“What size are you anyway?”

If you’ve ever been asked this, you have probably questioned the importance of the number on your clothing tag. In a world where body trends are constantly evolving; think 90s slender vs 20s tiny-waist and curvaceous hips, does your clothing size play a big role in how you assess your health status? Or even worse, how you assess the health status of someone else?

We’ve all done it. We’ve all tried to fit in a size smaller when buying clothing, nicknaming items of clothing as “your skinny jeans” or the “diet dress”. We then coax ourselves into believing that if we fit into that size, we must be healthy. Even if we have to starve ourselves and push our bodies to the maximum; in a very unhealthy way. Here is the million-dollar question, does your clothing size determine if you are healthy?

The simple answer: No.

Personally, I have been so happy to see the body-positive movement grow. As a child, I always struggled with the idea of being bigger. Born into a family with women who are “big and strong”, I felt like I didn’t fit into the dainty world of ballet. I sometimes hated putting on my leotard, knowing that it would show my every “flaw”, and battling with the inside voices of a girl, growing into a young woman.
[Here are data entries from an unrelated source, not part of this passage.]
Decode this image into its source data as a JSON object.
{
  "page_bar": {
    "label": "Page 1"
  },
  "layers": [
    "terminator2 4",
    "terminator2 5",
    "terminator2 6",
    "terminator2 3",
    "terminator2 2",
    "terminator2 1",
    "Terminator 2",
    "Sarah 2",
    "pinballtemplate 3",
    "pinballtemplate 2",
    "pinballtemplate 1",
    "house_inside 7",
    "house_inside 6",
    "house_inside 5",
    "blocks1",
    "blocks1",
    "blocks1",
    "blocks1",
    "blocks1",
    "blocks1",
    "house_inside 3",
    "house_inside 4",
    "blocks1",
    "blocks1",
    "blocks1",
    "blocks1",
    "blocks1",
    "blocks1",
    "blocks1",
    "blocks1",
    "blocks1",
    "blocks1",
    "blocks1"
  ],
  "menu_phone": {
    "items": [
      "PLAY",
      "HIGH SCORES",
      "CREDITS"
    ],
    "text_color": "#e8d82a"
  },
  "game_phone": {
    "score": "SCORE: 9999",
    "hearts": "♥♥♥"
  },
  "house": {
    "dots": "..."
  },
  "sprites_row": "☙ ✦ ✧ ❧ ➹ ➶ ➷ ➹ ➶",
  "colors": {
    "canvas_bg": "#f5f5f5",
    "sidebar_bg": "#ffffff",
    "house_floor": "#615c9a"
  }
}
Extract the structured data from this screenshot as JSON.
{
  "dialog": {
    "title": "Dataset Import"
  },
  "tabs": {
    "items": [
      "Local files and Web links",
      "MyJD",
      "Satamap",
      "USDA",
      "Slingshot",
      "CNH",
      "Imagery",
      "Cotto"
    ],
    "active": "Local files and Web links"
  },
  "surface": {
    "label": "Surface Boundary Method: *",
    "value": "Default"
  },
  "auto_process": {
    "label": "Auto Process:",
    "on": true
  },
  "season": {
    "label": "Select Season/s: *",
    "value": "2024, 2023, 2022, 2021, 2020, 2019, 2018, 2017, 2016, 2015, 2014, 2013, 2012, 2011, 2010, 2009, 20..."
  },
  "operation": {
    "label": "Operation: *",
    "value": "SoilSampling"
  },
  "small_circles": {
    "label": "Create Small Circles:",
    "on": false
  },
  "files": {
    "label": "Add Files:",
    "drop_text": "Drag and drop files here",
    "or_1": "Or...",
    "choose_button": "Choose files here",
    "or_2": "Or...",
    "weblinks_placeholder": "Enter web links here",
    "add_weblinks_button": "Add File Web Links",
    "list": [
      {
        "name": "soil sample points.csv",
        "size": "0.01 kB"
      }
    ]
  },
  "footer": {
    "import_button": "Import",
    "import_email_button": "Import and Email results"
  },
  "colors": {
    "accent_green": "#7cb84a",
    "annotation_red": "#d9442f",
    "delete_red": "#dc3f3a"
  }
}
Until one day, my amazing coach sat me down and spoke to me. There was one thing that really stuck with me; she asked “are you strong enough to stand on your toes and do the dance?”. I answered back, “yes, I’ve trained for years to be able to do this!”, and she simply said “so then your body is exactly how it needs to be”.

And that’s exactly it. If your body can do it, why shouldn’t you?! Being big and strong as a woman shouldn’t be something we should be afraid of; in fact, it should be celebrated just as it is for men. If I have to reach for a size bigger in the clothing store to accommodate my muscular legs, why should I feel ashamed? Why should I feel that I need to be two sizes smaller to look healthy; meanwhile I’m fighting an internal battle that I won’t win.

The reality is that even if we all did the same exercises and ate the same things, our bodies would look different because we are all different; and beautiful, might I add. As a woman, I have come to love my body in all it’s phases. Yes, I still look at it sometimes and think I need to change something, but as I grow, I appreciate just what myself and my body have been through. With every new personal best, I celebrate that I am big and strong, even if it means my jeans are a bit tighter around my thighs. Why? Well, like I said earlier, your size does not determine your health.

We need to move out the narrative of looking at someone and determining whether they are healthy or not; the internal battle between loving and hating our bodies is already enough, we don’t need it from others too. Instead, we should revolve our definition of health around having healthy minds and healthy bodies. We should celebrate our bodies, even if we’re not completely happy with it right now, because it deserves to be celebrated. Whether you are a mother who is adjusting to a new body, a retired athlete who is taking time away from the gym after years of being at peak performance, a young woman whose body is changing or even just somebody who likes a sweet treat – your body is worthy of love in every stage.

You do not have to be a specific size to be healthy. You do not have to starve yourself into the “diet dress”. You do not have to look a certain way to do anything. You just have to be kind to yourself, and to others, who are trying to figure out the balance between a healthy mind and a healthy body.

And if you ever forget it, remember what my coach once said, “so then your body is exactly how it needs to be”.

Till next time!

Love and light,

Hella Moustache